* _Task objective_:
All entries below are to be returned exactly, with pictures left out.
[Opening Input data section]
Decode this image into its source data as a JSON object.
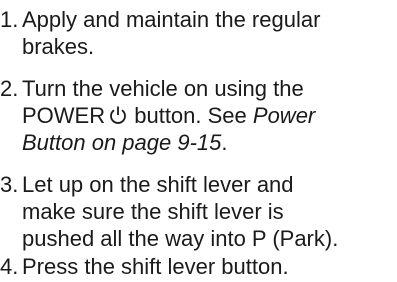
{
  "steps": [
    {
      "number": "1.",
      "line1": "Apply and maintain the regular",
      "line2": "brakes."
    },
    {
      "number": "2.",
      "line1": "Turn the vehicle on using the",
      "line2_prefix": "POWER",
      "line2_icon": "power-icon",
      "line2_suffix": " button. See ",
      "line2_ref": "Power",
      "line3_ref": "Button on page 9-15",
      "line3_end": "."
    },
    {
      "number": "3.",
      "line1": "Let up on the shift lever and",
      "line2": "make sure the shift lever is",
      "line3": "pushed all the way into P (Park)."
    },
    {
      "number": "4.",
      "line1": "Press the shift lever button."
    }
  ]
}
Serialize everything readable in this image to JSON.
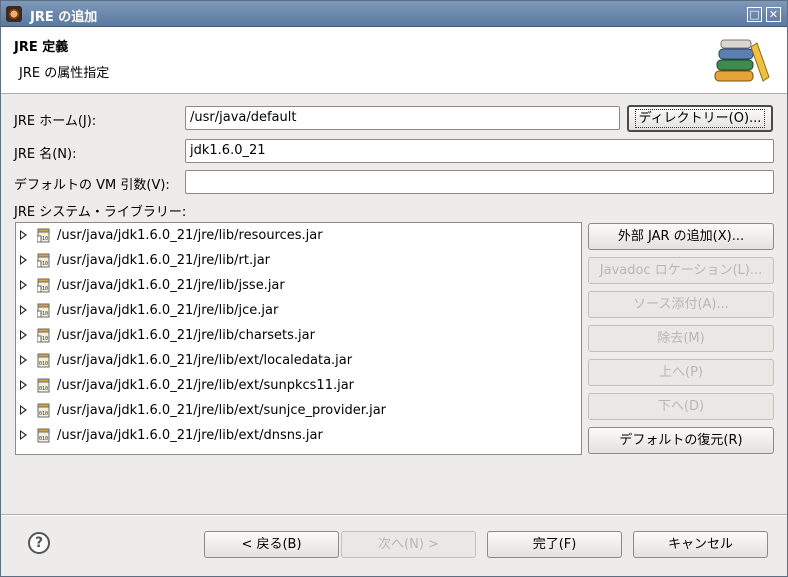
{
  "window": {
    "title": "JRE の追加",
    "maximize_glyph": "□",
    "close_glyph": "✕"
  },
  "banner": {
    "heading": "JRE 定義",
    "description": "JRE の属性指定",
    "icon": "books-icon"
  },
  "form": {
    "home_label": "JRE ホーム(J):",
    "home_value": "/usr/java/default",
    "directory_button": "ディレクトリー(O)...",
    "name_label": "JRE 名(N):",
    "name_value": "jdk1.6.0_21",
    "vmargs_label": "デフォルトの  VM 引数(V):",
    "vmargs_value": "",
    "libraries_label": "JRE システム・ライブラリー:"
  },
  "libraries": [
    {
      "path": "/usr/java/jdk1.6.0_21/jre/lib/resources.jar",
      "icon": "jar-src-icon"
    },
    {
      "path": "/usr/java/jdk1.6.0_21/jre/lib/rt.jar",
      "icon": "jar-src-icon"
    },
    {
      "path": "/usr/java/jdk1.6.0_21/jre/lib/jsse.jar",
      "icon": "jar-src-icon"
    },
    {
      "path": "/usr/java/jdk1.6.0_21/jre/lib/jce.jar",
      "icon": "jar-src-icon"
    },
    {
      "path": "/usr/java/jdk1.6.0_21/jre/lib/charsets.jar",
      "icon": "jar-src-icon"
    },
    {
      "path": "/usr/java/jdk1.6.0_21/jre/lib/ext/localedata.jar",
      "icon": "jar-icon"
    },
    {
      "path": "/usr/java/jdk1.6.0_21/jre/lib/ext/sunpkcs11.jar",
      "icon": "jar-icon"
    },
    {
      "path": "/usr/java/jdk1.6.0_21/jre/lib/ext/sunjce_provider.jar",
      "icon": "jar-icon"
    },
    {
      "path": "/usr/java/jdk1.6.0_21/jre/lib/ext/dnsns.jar",
      "icon": "jar-icon"
    }
  ],
  "side_buttons": {
    "add_external_jar": "外部 JAR の追加(X)...",
    "javadoc_location": "Javadoc ロケーション(L)...",
    "source_attachment": "ソース添付(A)...",
    "remove": "除去(M)",
    "up": "上へ(P)",
    "down": "下へ(D)",
    "restore_default": "デフォルトの復元(R)"
  },
  "footer": {
    "help": "?",
    "back": "< 戻る(B)",
    "next": "次へ(N) >",
    "finish": "完了(F)",
    "cancel": "キャンセル"
  }
}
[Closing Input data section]
* _Expected answer_:
Decode this image into its source data as a JSON object.
{
  "steps": [
    {
      "number": "1.",
      "line1": "Apply and maintain the regular",
      "line2": "brakes."
    },
    {
      "number": "2.",
      "line1": "Turn the vehicle on using the",
      "line2_prefix": "POWER",
      "line2_icon": "power-icon",
      "line2_suffix": " button. See ",
      "line2_ref": "Power",
      "line3_ref": "Button on page 9-15",
      "line3_end": "."
    },
    {
      "number": "3.",
      "line1": "Let up on the shift lever and",
      "line2": "make sure the shift lever is",
      "line3": "pushed all the way into P (Park)."
    },
    {
      "number": "4.",
      "line1": "Press the shift lever button."
    }
  ]
}
Serialize everything readable in this image to JSON.
{
  "window": {
    "title": "JRE の追加",
    "maximize_glyph": "□",
    "close_glyph": "✕"
  },
  "banner": {
    "heading": "JRE 定義",
    "description": "JRE の属性指定",
    "icon": "books-icon"
  },
  "form": {
    "home_label": "JRE ホーム(J):",
    "home_value": "/usr/java/default",
    "directory_button": "ディレクトリー(O)...",
    "name_label": "JRE 名(N):",
    "name_value": "jdk1.6.0_21",
    "vmargs_label": "デフォルトの  VM 引数(V):",
    "vmargs_value": "",
    "libraries_label": "JRE システム・ライブラリー:"
  },
  "libraries": [
    {
      "path": "/usr/java/jdk1.6.0_21/jre/lib/resources.jar",
      "icon": "jar-src-icon"
    },
    {
      "path": "/usr/java/jdk1.6.0_21/jre/lib/rt.jar",
      "icon": "jar-src-icon"
    },
    {
      "path": "/usr/java/jdk1.6.0_21/jre/lib/jsse.jar",
      "icon": "jar-src-icon"
    },
    {
      "path": "/usr/java/jdk1.6.0_21/jre/lib/jce.jar",
      "icon": "jar-src-icon"
    },
    {
      "path": "/usr/java/jdk1.6.0_21/jre/lib/charsets.jar",
      "icon": "jar-src-icon"
    },
    {
      "path": "/usr/java/jdk1.6.0_21/jre/lib/ext/localedata.jar",
      "icon": "jar-icon"
    },
    {
      "path": "/usr/java/jdk1.6.0_21/jre/lib/ext/sunpkcs11.jar",
      "icon": "jar-icon"
    },
    {
      "path": "/usr/java/jdk1.6.0_21/jre/lib/ext/sunjce_provider.jar",
      "icon": "jar-icon"
    },
    {
      "path": "/usr/java/jdk1.6.0_21/jre/lib/ext/dnsns.jar",
      "icon": "jar-icon"
    }
  ],
  "side_buttons": {
    "add_external_jar": "外部 JAR の追加(X)...",
    "javadoc_location": "Javadoc ロケーション(L)...",
    "source_attachment": "ソース添付(A)...",
    "remove": "除去(M)",
    "up": "上へ(P)",
    "down": "下へ(D)",
    "restore_default": "デフォルトの復元(R)"
  },
  "footer": {
    "help": "?",
    "back": "< 戻る(B)",
    "next": "次へ(N) >",
    "finish": "完了(F)",
    "cancel": "キャンセル"
  }
}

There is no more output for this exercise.